Tim O'Reagan
Tim O'Reagan James Brown famously said, “Give the drummer some.”

And Tim O’Reagan proves how wise that advice can be.

Fans already know O’Reagan through his work with The Jayhawks, for whom he played drums and also wrote songs that were strong enough to find a place among those of bandleader Gary Louris.

But though his distinctive vocals earned him a place in their vocal tapestry, he stayed in the background, as drummers must do, a few yards from the action that transpired at the front of the stage.

Well, those days are over for O’Reagan, whose self-titled debut is not what you might expect from a drummer who’s stepping out on his own.

It is, for example, extraordinarily musical, beginning with the first track. “These Things” sets an immediate mood, with an accordion – not a zydeco blast but a French musette that might have been sampled in some Left Bank café. The rhythm sets in, ambling and strolling, with someone whistling absently in the background behind the lyrics, “I’m looking still” If you weren’t paying attention enough to notice the dark cast of the rest of the words, you’d think this was a lover’s wistful reverie.

Some of that has to do with O’Reagan’s singing. His style is conversational, understated, and richly emotional. It’s not hard to discern his influences, but in the end his voice is like none other. It is, in fact, a classic rock vehicle, harking back to Dylan, Lennon, even soul music of sixties vintage: melodic, aggressive when it needs to be, maybe a little sly and ironic, often haunting, ultimately unforgettable.

Then there are the songs. Think of them as prairie Americana, sweetened with a psychedelic sprinkle and treated now and then to a European vacation. Tendrils of melody weave through verses and explode in the choruses. They’re sharp too, many of them wrapping around hooks that aim for your ear and dig into your memory. Just check out “River Bends” and you’ll know what we mean: That line, “goodnight, desire,” would have sounded perfect coming through your AM radio on some steamy summer night back in the 70’s.

And, before we forget, he plays most of the instruments. A few guests, mainly friends in Minneapolis, do sit in (Jayhawks Gary Louris and Marc Perlman for instance) and do contribute to the mix. But most of the guitar, the bass, the keys, and of course the drums are pure O’Reagan.

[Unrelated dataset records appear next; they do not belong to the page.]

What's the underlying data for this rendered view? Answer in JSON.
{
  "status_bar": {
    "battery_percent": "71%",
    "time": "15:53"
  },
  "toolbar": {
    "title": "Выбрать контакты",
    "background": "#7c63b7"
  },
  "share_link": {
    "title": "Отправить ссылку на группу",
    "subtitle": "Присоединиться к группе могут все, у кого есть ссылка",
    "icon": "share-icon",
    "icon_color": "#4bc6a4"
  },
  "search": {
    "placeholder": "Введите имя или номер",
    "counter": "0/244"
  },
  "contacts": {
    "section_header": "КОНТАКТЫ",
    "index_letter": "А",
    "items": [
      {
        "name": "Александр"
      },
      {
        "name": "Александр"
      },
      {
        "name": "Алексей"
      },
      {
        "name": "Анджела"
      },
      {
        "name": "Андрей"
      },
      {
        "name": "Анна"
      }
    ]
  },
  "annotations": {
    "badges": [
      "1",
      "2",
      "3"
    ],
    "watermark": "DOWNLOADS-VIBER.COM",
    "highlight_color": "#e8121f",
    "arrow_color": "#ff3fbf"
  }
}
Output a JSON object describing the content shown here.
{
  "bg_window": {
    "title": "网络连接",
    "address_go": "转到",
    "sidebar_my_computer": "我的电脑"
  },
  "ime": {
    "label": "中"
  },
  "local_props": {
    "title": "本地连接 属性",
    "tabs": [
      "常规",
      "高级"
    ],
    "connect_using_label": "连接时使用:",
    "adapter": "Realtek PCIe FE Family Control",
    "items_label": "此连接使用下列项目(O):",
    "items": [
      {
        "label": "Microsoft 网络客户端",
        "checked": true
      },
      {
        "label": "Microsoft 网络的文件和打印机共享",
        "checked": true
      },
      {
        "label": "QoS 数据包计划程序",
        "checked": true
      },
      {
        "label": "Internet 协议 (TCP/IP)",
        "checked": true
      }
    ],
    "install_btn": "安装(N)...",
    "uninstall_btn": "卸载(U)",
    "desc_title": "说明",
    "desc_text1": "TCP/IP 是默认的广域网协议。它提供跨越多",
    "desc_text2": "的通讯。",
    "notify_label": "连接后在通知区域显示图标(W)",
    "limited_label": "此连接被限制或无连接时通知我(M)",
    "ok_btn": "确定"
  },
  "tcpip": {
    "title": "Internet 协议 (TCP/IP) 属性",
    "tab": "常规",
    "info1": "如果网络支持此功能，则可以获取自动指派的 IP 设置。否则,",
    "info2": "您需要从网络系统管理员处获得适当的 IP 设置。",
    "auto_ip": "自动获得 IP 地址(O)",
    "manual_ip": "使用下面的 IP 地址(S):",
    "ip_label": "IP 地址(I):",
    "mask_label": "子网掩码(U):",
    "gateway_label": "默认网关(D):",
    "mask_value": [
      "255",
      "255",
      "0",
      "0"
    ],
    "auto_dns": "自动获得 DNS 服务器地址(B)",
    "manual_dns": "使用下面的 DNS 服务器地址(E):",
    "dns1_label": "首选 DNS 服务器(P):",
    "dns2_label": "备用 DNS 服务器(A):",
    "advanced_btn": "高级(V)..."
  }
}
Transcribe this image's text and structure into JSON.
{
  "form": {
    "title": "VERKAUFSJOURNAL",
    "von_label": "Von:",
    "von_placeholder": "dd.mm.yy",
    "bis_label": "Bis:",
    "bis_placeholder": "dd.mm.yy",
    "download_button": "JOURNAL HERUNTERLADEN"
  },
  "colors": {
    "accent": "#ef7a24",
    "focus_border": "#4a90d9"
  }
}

Not bad for a guy who used to hear music in terms of locking the kick drum to the bass line. But judging from Tim O’Reagan, something deeper was stirring even as he was breaking into music on the R&B circuit in Kansas City. Eventually he and his friend Todd Newman put a band together called the Leatherwoods and headed toward the Twin Cities.

They cut one album, Topeka Oratorio, co-produced by Paul Westerberg.

O’Reagan quickly found a foothold in the lively scene that centered on Minneapolis. After four years of playing with the Leatherwoods and others in Minneapolis Joe Henry recruited him for shows and sessions. “Playing and writing with Todd and then just being a part of the Minneapolis music community put me on the track of writing my own songs.

Then in 1996 O’Reagan joined The Jayhawks. For more than ten years the Minneapolis-based band had built its success on a foundation of brilliantly crafted original material. Their standards, in other words, were high, which made it especially impressive that they would include “Bottomless Cup” on O’Reagan’s first CD with the band, Sound of Lies. He started singing around that same time too, all of which got him thinking about doing a project of original music, on his own. “I got a rehearsal space lined up,” he remembers. “I got a little more time in my schedule. I got married to a great woman with great health insurance and that’s what allowed me to finally get to work on this.”

O’Reagan moved ahead at a comfortable pace. First he brought in John Woodland, a respected guitar tech in Minneapolis, to join him as co-producer. Then there were the players, who included Jayhawks alumni Louris, Perlman, Mark Olson and Karen Grotberg, former Son Volt bass player Jim Boquist, and bassist James “Hutch” Hutchinson from Bonnie Raitt’s band. Sessions were pretty loose: O’Reagan would usually show up at each musician’s house with his gear, set it up, and record wherever everybody felt most at ease.

Most of Tim O’Reagan, though, is Tim O’Reagan. Over the space of about a year and a half he laid down the majority of these tracks on his own. After letting them sit for a while, he’d often come back and tweak them a bit, sometimes far beyond their initial form. “I’ve got four or five versions of some of them,” he says. “I think ‘River Bends’ went through about 50 transformations in tempo, feel, and melody. Consequently, there are three other versions that I could easily turn into other songs.”

But that’s for another project, on another day. For now, thanks to Tim O’Reagan, even those who admire his contributions to The Jayhawks will be caught off guard by the gifts he’s been nurturing, more or less in secret.

In fact, you can forget – for now, at least – that “give the drummer some” idea. O’Reagan – a romantic, a philosopher, a wry observer of life’s oddities, an artist who is here to stay, and sure, a drummer too – gets his due on Tim O’Reagan, on his own terms.